● **TRY IT**
Show every line from the data below that includes "JSON".

[Dataset rows describing interfaces]

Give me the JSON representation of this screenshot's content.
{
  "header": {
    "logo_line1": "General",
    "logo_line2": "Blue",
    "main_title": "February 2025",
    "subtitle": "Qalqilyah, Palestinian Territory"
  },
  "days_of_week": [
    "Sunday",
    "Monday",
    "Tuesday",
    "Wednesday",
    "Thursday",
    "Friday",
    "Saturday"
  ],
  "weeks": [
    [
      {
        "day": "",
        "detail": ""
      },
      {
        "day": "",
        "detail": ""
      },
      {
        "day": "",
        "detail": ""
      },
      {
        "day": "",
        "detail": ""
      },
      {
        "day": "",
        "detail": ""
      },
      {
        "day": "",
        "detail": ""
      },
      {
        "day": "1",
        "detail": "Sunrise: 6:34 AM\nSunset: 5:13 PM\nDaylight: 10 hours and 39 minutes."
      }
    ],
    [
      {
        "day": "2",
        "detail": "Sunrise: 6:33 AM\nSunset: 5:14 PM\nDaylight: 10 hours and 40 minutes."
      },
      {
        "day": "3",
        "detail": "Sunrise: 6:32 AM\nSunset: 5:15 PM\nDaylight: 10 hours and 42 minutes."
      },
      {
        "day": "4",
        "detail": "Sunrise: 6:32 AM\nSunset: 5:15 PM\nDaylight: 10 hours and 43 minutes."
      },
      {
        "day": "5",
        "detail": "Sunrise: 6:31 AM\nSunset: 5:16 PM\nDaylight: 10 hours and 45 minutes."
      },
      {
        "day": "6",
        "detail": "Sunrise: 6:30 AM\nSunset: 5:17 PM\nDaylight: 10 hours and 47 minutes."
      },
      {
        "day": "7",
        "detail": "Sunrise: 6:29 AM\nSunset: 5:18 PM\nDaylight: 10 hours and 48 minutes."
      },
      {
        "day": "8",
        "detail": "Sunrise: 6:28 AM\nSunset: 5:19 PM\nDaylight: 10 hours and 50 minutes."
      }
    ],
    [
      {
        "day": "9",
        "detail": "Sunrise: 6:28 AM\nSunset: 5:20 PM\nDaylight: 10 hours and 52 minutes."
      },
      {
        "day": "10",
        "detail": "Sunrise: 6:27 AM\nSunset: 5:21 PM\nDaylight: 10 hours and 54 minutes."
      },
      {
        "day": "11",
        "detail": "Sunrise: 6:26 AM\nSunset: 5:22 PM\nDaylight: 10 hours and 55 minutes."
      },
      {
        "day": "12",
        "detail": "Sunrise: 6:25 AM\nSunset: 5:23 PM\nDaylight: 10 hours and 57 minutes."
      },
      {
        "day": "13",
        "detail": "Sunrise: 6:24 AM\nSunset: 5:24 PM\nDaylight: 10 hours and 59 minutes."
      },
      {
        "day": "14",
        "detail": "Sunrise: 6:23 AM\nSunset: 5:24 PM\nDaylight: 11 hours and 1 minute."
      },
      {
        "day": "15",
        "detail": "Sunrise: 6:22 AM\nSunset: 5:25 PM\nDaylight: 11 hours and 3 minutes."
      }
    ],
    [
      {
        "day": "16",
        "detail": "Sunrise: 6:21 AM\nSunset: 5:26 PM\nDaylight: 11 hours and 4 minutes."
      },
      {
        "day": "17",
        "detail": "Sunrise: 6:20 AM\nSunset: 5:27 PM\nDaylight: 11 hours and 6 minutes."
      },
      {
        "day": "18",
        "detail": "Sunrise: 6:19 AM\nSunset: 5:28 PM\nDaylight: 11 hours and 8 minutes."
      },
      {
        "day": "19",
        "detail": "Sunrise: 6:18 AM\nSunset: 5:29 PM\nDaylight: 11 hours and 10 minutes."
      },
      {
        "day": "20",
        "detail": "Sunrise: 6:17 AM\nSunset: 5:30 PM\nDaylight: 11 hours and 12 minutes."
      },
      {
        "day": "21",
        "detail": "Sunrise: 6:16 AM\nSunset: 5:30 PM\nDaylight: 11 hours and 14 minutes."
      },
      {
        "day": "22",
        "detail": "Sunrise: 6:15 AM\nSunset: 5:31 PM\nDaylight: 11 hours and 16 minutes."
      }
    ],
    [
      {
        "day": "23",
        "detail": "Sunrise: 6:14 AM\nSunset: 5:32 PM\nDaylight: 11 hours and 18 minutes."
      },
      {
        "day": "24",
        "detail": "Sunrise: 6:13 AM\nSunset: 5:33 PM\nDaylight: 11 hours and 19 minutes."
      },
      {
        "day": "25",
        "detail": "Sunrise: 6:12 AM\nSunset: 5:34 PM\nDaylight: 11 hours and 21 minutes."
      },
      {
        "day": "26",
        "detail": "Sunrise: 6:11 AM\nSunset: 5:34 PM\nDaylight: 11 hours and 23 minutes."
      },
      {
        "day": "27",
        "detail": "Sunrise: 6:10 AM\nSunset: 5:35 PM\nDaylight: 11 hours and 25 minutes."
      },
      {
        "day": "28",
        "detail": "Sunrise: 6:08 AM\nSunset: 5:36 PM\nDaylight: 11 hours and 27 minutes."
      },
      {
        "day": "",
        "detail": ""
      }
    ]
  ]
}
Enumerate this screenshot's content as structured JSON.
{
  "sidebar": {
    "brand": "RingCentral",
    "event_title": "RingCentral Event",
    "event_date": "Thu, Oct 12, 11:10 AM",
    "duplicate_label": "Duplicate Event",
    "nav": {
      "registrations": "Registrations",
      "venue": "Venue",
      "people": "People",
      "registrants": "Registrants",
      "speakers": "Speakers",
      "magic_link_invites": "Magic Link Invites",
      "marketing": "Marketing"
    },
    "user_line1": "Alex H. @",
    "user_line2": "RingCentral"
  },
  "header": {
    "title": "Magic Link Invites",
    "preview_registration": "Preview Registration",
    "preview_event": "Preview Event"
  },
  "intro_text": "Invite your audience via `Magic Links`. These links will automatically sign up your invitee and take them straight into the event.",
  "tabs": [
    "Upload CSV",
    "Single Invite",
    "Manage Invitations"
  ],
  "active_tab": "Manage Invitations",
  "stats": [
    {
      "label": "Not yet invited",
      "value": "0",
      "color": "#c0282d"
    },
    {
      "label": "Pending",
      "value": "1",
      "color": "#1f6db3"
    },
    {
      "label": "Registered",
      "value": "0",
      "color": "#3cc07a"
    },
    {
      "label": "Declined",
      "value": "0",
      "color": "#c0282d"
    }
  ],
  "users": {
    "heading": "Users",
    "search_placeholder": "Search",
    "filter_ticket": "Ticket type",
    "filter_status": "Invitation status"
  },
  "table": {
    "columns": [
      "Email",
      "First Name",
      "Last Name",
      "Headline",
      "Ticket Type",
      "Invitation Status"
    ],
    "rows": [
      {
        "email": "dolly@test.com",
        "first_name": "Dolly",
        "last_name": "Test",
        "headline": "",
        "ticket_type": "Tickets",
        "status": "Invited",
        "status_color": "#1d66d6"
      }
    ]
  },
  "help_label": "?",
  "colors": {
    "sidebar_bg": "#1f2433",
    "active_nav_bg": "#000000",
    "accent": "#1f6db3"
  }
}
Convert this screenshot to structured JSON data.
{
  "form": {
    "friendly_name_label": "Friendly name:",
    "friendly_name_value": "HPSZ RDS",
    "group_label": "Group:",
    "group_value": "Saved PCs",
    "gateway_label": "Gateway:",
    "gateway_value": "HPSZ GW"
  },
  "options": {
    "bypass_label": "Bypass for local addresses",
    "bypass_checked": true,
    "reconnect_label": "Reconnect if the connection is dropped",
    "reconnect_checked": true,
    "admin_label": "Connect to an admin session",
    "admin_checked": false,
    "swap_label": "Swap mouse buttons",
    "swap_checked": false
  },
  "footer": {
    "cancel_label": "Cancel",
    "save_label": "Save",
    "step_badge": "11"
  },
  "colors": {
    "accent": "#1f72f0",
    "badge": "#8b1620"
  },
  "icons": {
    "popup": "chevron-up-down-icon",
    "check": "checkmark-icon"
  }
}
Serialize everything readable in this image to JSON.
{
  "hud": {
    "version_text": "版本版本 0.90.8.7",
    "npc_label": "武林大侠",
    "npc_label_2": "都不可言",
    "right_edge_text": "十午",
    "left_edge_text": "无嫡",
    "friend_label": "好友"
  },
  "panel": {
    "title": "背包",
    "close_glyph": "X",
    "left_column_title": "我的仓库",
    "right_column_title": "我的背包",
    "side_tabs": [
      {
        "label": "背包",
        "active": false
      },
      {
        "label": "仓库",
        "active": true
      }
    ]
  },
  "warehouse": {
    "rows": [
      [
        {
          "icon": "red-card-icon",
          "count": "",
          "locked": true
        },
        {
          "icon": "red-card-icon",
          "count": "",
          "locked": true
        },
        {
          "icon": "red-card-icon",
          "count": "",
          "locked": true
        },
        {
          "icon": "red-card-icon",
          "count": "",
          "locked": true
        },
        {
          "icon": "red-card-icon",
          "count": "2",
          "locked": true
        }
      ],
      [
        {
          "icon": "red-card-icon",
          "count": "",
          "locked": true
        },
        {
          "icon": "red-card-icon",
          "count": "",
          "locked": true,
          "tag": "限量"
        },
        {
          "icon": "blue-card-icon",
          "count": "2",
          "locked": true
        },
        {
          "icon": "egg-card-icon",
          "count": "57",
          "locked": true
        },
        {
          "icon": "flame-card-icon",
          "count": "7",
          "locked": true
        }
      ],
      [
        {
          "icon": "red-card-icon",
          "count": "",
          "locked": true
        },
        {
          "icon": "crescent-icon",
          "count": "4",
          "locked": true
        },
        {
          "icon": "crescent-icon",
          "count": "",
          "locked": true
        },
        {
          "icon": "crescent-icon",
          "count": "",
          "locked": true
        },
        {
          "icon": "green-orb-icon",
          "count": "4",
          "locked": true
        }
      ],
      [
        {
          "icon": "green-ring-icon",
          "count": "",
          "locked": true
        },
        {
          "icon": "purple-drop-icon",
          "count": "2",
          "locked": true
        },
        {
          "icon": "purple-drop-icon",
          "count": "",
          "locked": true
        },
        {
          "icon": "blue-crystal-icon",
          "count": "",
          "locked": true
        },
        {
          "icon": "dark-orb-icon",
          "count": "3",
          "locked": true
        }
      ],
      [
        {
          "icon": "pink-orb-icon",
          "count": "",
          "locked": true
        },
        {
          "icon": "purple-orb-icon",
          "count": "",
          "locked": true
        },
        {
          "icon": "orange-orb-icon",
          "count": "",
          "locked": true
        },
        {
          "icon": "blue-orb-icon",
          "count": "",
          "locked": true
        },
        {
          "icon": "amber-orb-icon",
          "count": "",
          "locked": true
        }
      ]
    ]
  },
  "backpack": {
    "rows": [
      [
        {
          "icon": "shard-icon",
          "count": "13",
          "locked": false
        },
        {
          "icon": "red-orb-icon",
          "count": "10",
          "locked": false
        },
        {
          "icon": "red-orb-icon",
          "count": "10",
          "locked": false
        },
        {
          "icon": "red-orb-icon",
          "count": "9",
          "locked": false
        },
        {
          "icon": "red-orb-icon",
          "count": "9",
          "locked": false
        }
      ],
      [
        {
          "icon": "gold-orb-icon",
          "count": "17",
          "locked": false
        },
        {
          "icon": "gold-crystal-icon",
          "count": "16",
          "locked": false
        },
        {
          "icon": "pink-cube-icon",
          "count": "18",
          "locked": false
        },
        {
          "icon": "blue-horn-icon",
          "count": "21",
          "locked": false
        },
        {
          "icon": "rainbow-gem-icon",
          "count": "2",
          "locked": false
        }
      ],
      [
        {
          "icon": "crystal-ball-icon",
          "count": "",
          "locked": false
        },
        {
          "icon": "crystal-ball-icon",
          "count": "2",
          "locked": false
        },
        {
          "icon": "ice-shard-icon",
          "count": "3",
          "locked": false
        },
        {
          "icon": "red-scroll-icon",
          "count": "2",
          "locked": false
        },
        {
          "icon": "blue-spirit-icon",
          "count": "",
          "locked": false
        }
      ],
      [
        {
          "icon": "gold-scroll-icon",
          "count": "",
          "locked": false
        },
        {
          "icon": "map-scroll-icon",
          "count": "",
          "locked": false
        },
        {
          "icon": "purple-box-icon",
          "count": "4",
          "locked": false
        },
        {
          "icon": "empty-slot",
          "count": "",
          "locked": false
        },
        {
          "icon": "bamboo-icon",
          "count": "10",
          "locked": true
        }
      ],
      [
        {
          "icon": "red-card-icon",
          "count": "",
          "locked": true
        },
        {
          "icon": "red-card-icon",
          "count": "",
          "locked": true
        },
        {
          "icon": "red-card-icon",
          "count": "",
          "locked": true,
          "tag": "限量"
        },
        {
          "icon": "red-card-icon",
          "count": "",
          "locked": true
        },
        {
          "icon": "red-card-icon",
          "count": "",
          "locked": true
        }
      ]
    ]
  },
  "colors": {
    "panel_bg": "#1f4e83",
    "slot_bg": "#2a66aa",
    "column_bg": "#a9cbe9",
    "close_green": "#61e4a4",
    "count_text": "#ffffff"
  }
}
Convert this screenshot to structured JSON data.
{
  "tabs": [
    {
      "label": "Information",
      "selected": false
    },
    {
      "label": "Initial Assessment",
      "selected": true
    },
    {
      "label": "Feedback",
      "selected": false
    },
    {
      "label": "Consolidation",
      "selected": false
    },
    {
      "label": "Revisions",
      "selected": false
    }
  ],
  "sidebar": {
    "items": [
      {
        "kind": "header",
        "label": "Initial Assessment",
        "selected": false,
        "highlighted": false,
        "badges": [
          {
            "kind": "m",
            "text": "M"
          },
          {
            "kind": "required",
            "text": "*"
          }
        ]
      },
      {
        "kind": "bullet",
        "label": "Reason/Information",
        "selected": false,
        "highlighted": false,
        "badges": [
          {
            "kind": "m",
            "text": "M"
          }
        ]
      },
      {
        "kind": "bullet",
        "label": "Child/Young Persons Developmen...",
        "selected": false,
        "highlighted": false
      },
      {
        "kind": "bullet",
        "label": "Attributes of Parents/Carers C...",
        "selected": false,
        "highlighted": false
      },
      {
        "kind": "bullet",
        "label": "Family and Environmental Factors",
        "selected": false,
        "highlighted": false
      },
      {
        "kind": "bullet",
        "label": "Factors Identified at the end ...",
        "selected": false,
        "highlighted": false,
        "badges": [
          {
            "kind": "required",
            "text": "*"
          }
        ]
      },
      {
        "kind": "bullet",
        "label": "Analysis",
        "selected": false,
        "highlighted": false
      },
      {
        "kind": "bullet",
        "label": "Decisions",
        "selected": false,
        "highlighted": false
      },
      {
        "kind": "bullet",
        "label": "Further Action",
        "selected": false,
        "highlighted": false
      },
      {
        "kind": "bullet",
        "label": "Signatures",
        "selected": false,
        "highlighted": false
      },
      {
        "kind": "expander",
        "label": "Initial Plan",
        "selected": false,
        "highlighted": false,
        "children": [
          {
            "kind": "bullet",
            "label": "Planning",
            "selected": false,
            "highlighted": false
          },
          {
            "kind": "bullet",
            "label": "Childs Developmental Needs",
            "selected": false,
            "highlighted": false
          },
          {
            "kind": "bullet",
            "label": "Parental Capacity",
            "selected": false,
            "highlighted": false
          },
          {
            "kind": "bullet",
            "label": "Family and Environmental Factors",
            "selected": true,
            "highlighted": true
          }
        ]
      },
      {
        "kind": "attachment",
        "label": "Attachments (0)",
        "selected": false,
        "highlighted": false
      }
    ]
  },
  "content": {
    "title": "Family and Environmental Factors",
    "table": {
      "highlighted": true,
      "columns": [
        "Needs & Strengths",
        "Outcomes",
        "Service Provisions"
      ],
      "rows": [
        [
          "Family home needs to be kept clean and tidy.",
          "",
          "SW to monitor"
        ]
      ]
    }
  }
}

● **RESULT BELOW**
Give me the JSON representation of this screenshot's content.
Enumerate this screenshot's content as structured JSON.
Convert this screenshot to structured JSON data.
Serialize everything readable in this image to JSON.
Convert this screenshot to structured JSON data.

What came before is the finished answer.